“There is often another level of review after the underwriter signs off on a deal before it gets funded; the underwriters sometimes miss something and it’s a function of underwriters being overwhelmed,” Tim Hill of Dominion Lending Centres Primex Mortgages told “Volumes for lenders are also as high as they’ve ever been, and a lot of documents are being looked at very late in the process.”

Those last minute reviews are done by an auditor that oversees underwriters’ work according to Hill, who worked as an underwriter for Street Capital for over three years before moving to the broker side of the business.

An increasing number of brokers are reporting issues late in the mortgage origination process with last minute audits.

For his part, Robert Clancy of Verico Safebridge Financial argues these last minute audits are being exacerbated by lenders who all interpret mortgage regulations differently.

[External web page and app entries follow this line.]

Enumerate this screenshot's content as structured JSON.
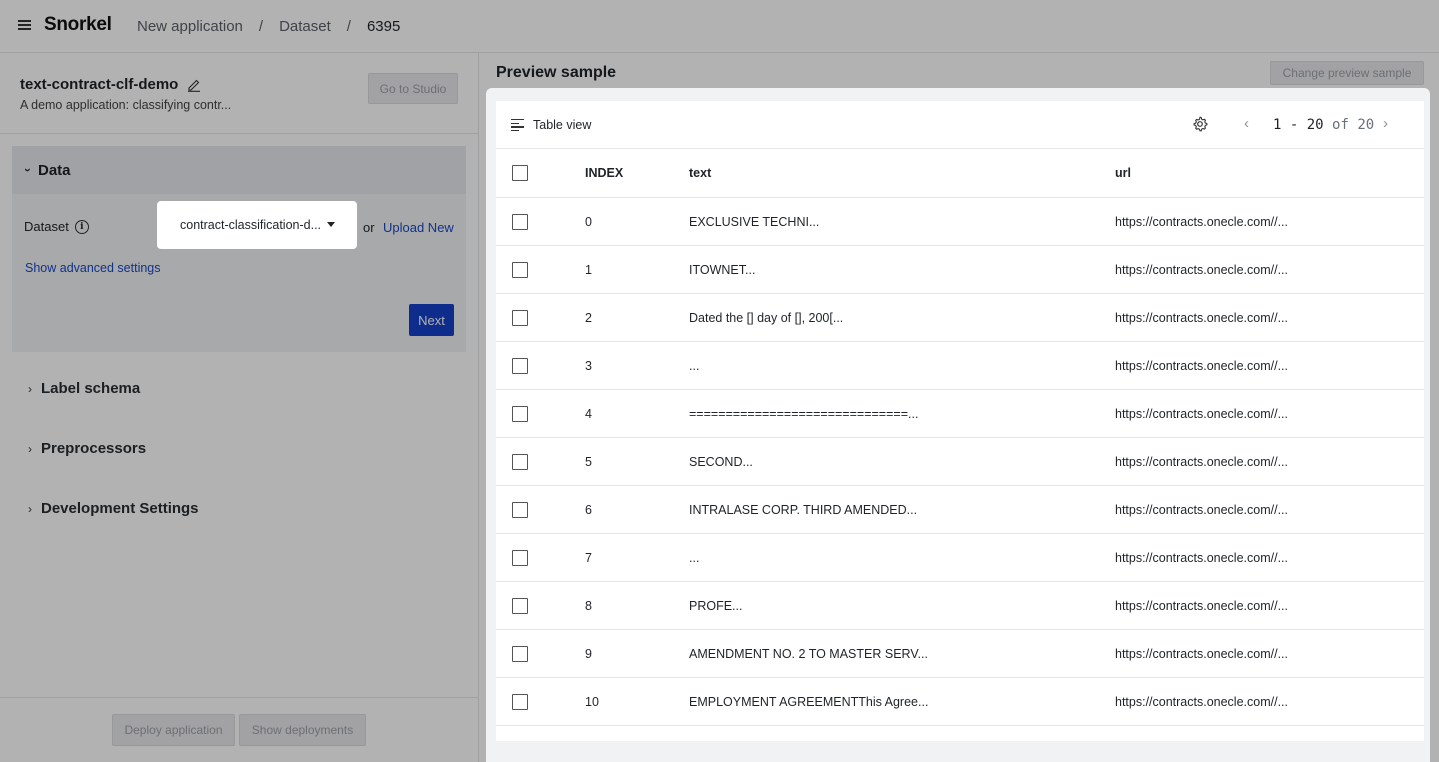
{
  "topbar": {
    "logo": "Snorkel",
    "breadcrumbs": [
      "New application",
      "Dataset",
      "6395"
    ]
  },
  "app": {
    "title": "text-contract-clf-demo",
    "description": "A demo application: classifying contr...",
    "go_studio": "Go to Studio"
  },
  "data_section": {
    "title": "Data",
    "dataset_label": "Dataset",
    "dataset_value": "contract-classification-d...",
    "or": "or",
    "upload_new": "Upload New",
    "advanced": "Show advanced settings",
    "next": "Next"
  },
  "sections": [
    "Label schema",
    "Preprocessors",
    "Development Settings"
  ],
  "footer": {
    "deploy": "Deploy application",
    "show_deployments": "Show deployments"
  },
  "preview": {
    "title": "Preview sample",
    "change": "Change preview sample",
    "view_label": "Table view",
    "pager": {
      "range": "1 - 20",
      "of": "of",
      "total": "20"
    },
    "columns": [
      "INDEX",
      "text",
      "url"
    ],
    "rows": [
      {
        "index": "0",
        "text": "EXCLUSIVE TECHNI...",
        "url": "https://contracts.onecle.com//..."
      },
      {
        "index": "1",
        "text": "ITOWNET...",
        "url": "https://contracts.onecle.com//..."
      },
      {
        "index": "2",
        "text": "Dated the [] day of [], 200[...",
        "url": "https://contracts.onecle.com//..."
      },
      {
        "index": "3",
        "text": "...",
        "url": "https://contracts.onecle.com//..."
      },
      {
        "index": "4",
        "text": "==============================...",
        "url": "https://contracts.onecle.com//..."
      },
      {
        "index": "5",
        "text": "SECOND...",
        "url": "https://contracts.onecle.com//..."
      },
      {
        "index": "6",
        "text": "INTRALASE CORP. THIRD AMENDED...",
        "url": "https://contracts.onecle.com//..."
      },
      {
        "index": "7",
        "text": "...",
        "url": "https://contracts.onecle.com//..."
      },
      {
        "index": "8",
        "text": "PROFE...",
        "url": "https://contracts.onecle.com//..."
      },
      {
        "index": "9",
        "text": "AMENDMENT NO. 2 TO MASTER SERV...",
        "url": "https://contracts.onecle.com//..."
      },
      {
        "index": "10",
        "text": "EMPLOYMENT AGREEMENTThis Agree...",
        "url": "https://contracts.onecle.com//..."
      }
    ]
  }
}
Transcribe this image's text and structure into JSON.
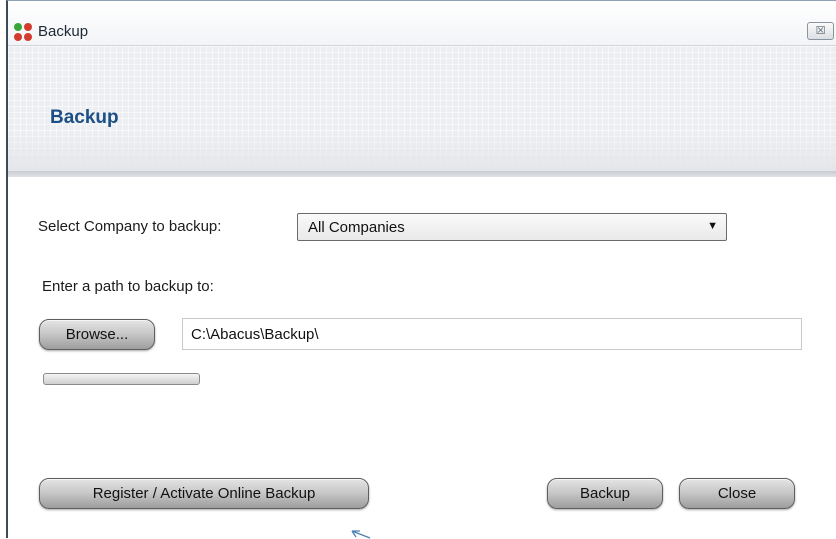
{
  "window": {
    "title": "Backup",
    "close_glyph": "☒"
  },
  "header": {
    "title": "Backup"
  },
  "form": {
    "company_label": "Select Company to backup:",
    "company_selected": "All Companies",
    "path_label": "Enter a path to backup to:",
    "browse_label": "Browse...",
    "path_value": "C:\\Abacus\\Backup\\",
    "progress": 0
  },
  "buttons": {
    "register_label": "Register / Activate Online Backup",
    "backup_label": "Backup",
    "close_label": "Close"
  },
  "colors": {
    "header_title": "#1c4f86",
    "icon_dots": [
      "#3aa63a",
      "#d23b2e",
      "#d23b2e",
      "#d23b2e"
    ]
  }
}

“A lot of the time there is an issue with conditions being added on by lenders at the end of deal; all of a sudden lenders call and ask for more documents,” Clancy told “It seems to be the monolines grappling with the regulation changes; everyone seems to be interpreting them differently.”

One specific example Clancy encountered was when a lender requested – at the last minute –that a number of debts to be paid down.

“They requested this days before closing, and even though we showed them their calculations were wrong they still forced us to deal with it.”

Luckily Clancy was able to work with the client and eventually got the deal funded. But not all brokers have the same luck at the last minute.

by Justin da Rosa | 02 Sep 2015